BENCH LOOKING TO REAFFIRM IDENTITY

Doc Rivers talks to back-up point guard, Darren Collison
Doc Rivers talks to back-up point guard Darren Collison

OKLAHOMA CITY – Injuries can have a ripple effect.

Take J.J. Redick, for example. The Clippers’ shooting guard has missed six games in a row with a bulging disc in his lower back and complications stemming from it. The loss of Redick has shifted Sixth Man of the Year candidate Jamal Crawford into the starting lineup, causing the reserve unit to lose the punch of the league’s best reserve scorer. And the bench has yet to be the same without him.

The group is scoring the second fewest points per game in the league since Redick went out, averaging 20.8 points in six games. Clippers head coach Doc Rivers says it is a challenge for the second unit without Crawford, who has averaged nearly 18 points in 37 games with the second unit, because of the pressure it puts on point guard Darren Collison to be the lone shot creator on the floor.

“Jamal’s with the first unit, it’s tough for [Collison] to carry our second unit,” Rivers said Saturday. “We’ve got to do a better job of getting at least one more offensive guy on the floor with him. I’ve got to do a better job with the second unit, getting the right guys on the floor.”

Crawford said, “Our team is built for me to come off the bench and be that guy off the bench. Right now, we’re a little bit undermanned and our second unit is kind of struggling a little bit. Hopefully, we can try and figure out something.”

That could mean changing substitution patterns to leave a starter or two on the floor with Collison, Jared Dudley and the rest of the reserves. However, Rivers ruled out the possibility of moving Crawford back to the bench until Redick, who is out indefinitely, returns.

“[There has been] no consideration of that,” Rivers said. “We need him right now as a starter because we need his firepower. Otherwise, they’re just going to load up on Blake [Griffin] and he won’t be able to do what he does with the starting unit. But we’ve got to get [Crawford] with the second unit as well.”

Dudley, who has come off the bench since Jan. 20 (15 games), thinks the injuries to Redick and Chris Paul, earlier in the year, has disrupted some of the bench’s chemistry. Lineups have fluctuated, particularly in the backcourt with Crawford starting 20 games in place of Redick and Collison starting 19 in place of Paul. 

“I think for us it’s chemistry, especially when it comes to the second unit,” Dudley said. “Darren Collison’s back in, but now J.J.’s hurt so Jamal’s starting. We’ve never really had our whole bench together. So, I think our second unit is something we’re going to have to improve very vastly and very quickly in the next [25] games.”

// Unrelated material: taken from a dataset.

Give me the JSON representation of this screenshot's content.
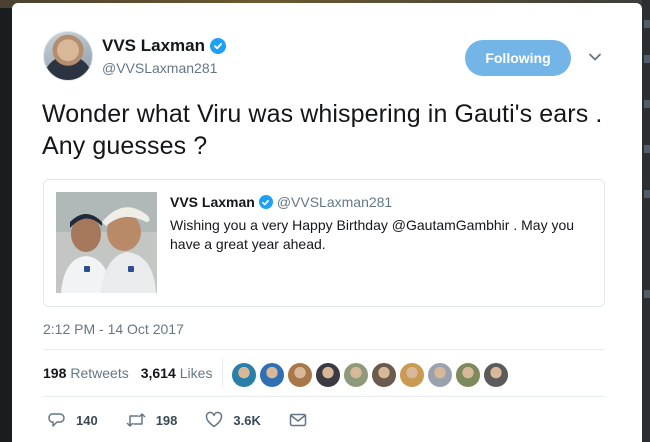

For Rivers, the lack of scoring production from the second unit is not a primary problem. After the Clippers lost 102-96 in Memphis Friday with the bench scoring just seven points, Rivers was adamant that changes needed to occur on the defensive end of the floor, not on offense.

“I’m not worried about the offense,” Rivers said. “Our offense is going to be fine. We’re going to get guys back. When you don’t score, you’ve got to get stops. Everybody loves the offense, but you’ve got to get stops to win a basketball game. If you’re struggling offensively, you better get stops. To me, our offense and misses took away from our defense and that can never happen.”

Collison agreed, saying he second unit should take on a defensive identity. 

“We have to continue to try and get stops with the second unit. We can’t just focus on the offensive end to get us going,” Collison said. “Sometimes the defensive end can get us going as well.

“I think we should rely on the defensive end. I think we’ve got a lot of offensive weapons in the first unit and on the defensive end we’ve got to make something happen. We’ve got to change the tempo so to speak.”

That begins with Collison. Even in limited minutes he has the ability to pressure the ball defensively and pick up ball-handlers closer to mid court. It’s something he was forced to get away from while playing nearly 33 minutes per game as a starter when Paul was out.

“Everybody has a role to play on this team,” Collison said. “At the end of the day, you’ve just got to go out there and play basketball. You’ve got to go out there and figure out a way to win a game.”